Orin Swift 2013 Machete
Firstly, let’s understand that “Orin Swift” is the “Monty Python” of the California wine world, meaning that a) they’re super creative and ground-breaking, and b) there isn’t one. “Orin Swift” is a construct of Dave Phinney, who got super-famous making The Prisoner, and super-rich selling it off, freeing him to create his idiosyncratic, kitchen-sink blends of thick, opulent comfort wine from a multitude of regions. In this case, he found some Petit Sirah, some Syrah and some Grenache, vine ripened it like crazy, crushed it and aged it in 40% new French oak. The 2013 earthquake damaged a lot of Orin Swift’s 2013 wines but it only made Machete angrier, this is one of the best wines they’ve produced in a very long time. 94+ points Robert Parker, #97 – Wine Spectator’s Top 100 List of 2015, $69.99 +tax
The Mondavi family’s only wine, after getting ejected from their namesake winery in a hostile takeover, is a testament to the power and depth of hillside fruit in the Napa Valley. Grown on Pritchard Hill, an iron-rich eastside slope looking over Oakville with volcanic soil and invaluable western exposure. Mostly Cabernet Sauvignon (what else?) with a small but vocal Cab Franc component. Black cherry, graphite and coffee on the nose, happiness on the finish. I still don’t have a Parker rating (maybe he hasn’t finished the bottle?) but the well-known point-fountain James Suckling did score this at 96. I think it’s the best Continuum since 2007. 96 points James Suckling, $257.49 +tax

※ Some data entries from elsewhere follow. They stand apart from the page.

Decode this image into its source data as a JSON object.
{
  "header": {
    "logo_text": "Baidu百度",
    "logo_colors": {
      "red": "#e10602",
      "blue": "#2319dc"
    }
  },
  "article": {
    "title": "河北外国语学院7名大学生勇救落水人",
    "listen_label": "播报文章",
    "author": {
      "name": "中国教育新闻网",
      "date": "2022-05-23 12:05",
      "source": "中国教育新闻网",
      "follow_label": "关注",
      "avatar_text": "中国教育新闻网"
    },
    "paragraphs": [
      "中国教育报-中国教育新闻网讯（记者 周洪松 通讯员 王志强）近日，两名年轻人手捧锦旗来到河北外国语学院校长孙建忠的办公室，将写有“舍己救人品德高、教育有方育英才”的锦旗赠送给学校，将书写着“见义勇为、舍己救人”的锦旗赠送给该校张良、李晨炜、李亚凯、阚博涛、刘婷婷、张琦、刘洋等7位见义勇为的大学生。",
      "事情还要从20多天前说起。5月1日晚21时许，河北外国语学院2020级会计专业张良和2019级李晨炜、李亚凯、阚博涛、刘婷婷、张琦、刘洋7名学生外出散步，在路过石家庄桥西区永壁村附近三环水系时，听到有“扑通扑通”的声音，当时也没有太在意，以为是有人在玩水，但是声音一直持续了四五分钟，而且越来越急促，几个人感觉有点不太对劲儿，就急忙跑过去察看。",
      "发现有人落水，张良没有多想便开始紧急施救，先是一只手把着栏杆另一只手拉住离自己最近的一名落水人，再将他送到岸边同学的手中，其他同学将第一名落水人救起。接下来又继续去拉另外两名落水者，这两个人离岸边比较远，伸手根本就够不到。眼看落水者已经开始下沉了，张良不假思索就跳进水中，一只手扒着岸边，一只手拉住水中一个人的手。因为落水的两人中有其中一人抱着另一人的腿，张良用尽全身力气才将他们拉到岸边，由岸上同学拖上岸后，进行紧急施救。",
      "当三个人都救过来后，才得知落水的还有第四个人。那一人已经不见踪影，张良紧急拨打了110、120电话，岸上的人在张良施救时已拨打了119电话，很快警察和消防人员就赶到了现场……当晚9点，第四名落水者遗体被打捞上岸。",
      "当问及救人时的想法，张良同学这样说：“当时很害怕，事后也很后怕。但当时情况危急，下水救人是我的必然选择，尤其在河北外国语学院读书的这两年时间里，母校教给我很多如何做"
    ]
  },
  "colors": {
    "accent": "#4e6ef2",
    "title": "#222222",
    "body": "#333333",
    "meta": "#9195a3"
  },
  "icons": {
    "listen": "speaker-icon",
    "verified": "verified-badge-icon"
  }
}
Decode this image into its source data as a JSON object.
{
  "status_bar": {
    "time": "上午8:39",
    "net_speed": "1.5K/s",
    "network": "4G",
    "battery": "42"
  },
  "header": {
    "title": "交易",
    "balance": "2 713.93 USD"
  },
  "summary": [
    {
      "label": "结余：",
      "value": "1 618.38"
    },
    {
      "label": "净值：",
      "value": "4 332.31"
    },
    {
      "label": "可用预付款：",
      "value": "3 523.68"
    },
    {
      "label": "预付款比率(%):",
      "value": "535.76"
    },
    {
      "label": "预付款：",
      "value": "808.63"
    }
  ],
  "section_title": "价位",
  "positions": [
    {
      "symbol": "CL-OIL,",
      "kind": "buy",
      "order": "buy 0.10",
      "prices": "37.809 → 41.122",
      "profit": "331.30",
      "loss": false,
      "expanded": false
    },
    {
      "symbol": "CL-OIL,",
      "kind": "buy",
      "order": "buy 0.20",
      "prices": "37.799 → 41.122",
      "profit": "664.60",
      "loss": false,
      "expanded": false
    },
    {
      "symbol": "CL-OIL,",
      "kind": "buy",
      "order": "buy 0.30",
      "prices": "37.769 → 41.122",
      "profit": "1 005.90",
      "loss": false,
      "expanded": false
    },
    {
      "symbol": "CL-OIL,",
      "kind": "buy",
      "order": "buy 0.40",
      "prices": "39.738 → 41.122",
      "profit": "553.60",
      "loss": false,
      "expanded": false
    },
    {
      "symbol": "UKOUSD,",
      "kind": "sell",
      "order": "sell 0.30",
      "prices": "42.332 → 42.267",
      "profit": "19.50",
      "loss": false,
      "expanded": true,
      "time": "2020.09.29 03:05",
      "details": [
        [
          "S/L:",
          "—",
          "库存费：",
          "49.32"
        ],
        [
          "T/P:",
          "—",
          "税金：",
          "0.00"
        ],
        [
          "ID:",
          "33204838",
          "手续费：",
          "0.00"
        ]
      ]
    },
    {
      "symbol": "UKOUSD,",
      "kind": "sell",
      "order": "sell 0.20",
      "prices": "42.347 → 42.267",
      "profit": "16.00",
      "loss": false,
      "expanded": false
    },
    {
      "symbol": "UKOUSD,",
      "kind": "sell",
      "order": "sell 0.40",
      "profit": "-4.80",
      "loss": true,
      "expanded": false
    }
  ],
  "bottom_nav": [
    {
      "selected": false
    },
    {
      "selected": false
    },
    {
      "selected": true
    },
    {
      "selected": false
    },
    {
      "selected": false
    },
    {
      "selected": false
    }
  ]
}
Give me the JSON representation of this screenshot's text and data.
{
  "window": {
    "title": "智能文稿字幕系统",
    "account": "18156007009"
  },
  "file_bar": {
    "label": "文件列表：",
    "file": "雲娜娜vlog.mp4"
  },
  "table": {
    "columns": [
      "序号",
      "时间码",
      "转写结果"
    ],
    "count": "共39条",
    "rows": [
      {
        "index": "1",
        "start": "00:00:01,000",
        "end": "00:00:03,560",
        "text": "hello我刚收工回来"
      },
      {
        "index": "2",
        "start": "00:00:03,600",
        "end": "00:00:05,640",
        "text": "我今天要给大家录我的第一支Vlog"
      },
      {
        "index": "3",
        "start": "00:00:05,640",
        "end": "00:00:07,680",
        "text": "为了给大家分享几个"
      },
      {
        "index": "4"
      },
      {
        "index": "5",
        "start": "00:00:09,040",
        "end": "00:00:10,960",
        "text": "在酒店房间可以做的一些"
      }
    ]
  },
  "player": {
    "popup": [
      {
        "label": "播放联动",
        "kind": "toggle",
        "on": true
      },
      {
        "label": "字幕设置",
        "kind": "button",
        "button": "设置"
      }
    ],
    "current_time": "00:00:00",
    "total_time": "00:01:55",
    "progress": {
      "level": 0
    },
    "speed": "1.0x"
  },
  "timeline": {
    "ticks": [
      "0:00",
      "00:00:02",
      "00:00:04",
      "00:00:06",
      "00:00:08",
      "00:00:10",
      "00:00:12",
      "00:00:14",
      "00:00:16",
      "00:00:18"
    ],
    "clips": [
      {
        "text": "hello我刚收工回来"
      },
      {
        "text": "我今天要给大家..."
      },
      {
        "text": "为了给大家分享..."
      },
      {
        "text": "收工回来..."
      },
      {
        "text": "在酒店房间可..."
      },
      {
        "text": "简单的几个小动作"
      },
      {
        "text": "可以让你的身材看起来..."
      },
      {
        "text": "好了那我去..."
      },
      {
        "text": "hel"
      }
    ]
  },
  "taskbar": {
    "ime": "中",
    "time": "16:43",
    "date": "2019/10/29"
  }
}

Cakebread 2012 Benchland Select Cabernet Sauvignon
Another Goldilocks Napa Cab (perfect now, perfect in 15 years) from the Valley Floor, with crème de cassis and a willingness to please. Smells like a blackberry and a pencil had a lightsaber duel to the death and it was a tie. Former San Fran mechanic Jack Cakebread started buying vineyards in Rutherford in the early ‘70s, and the winery remains a family affair, his kids now run the show with winemaker Julianne Laks. 95 points Robert Parker, $147.99 +tax
Freemark Abbey 2010 Sycamore Vineyard Cabernet Sauvignon
Freemark Abbey, one of the original competitors of the Paris Tasting of 1976, has a long history of peaks and valleys. The first woman to build a US winery, Josephine Tychson started her eponymous winery Tychson Cellars back in 1894, growing Riesling and Zinfandel, and it changed hands several times before going fallow due to Prohibition. 3 L.A. businessmen Albert "Abbey" Ahern, Charles Freeman and Markquand Foster bought the property in 1939 and combined portions of their names to rename it Freemark Abbey. Since the Paris success (it placed 6th), quality has risen and fallen along with countless ownership changes, but the ship was righted a decade ago when Jess Stonestreet Jackson bought the legendary house, ushering in consistency and the capability to make HUGE wines like this. The body is enormous, but it’s a friendly giant, fear not. Licorice and spice surround the familiar Napa fruit, and the body and finish are pure fun. Best thing I’ve tasted from this winery. 94+ points Robert Parker, $134.99 +tax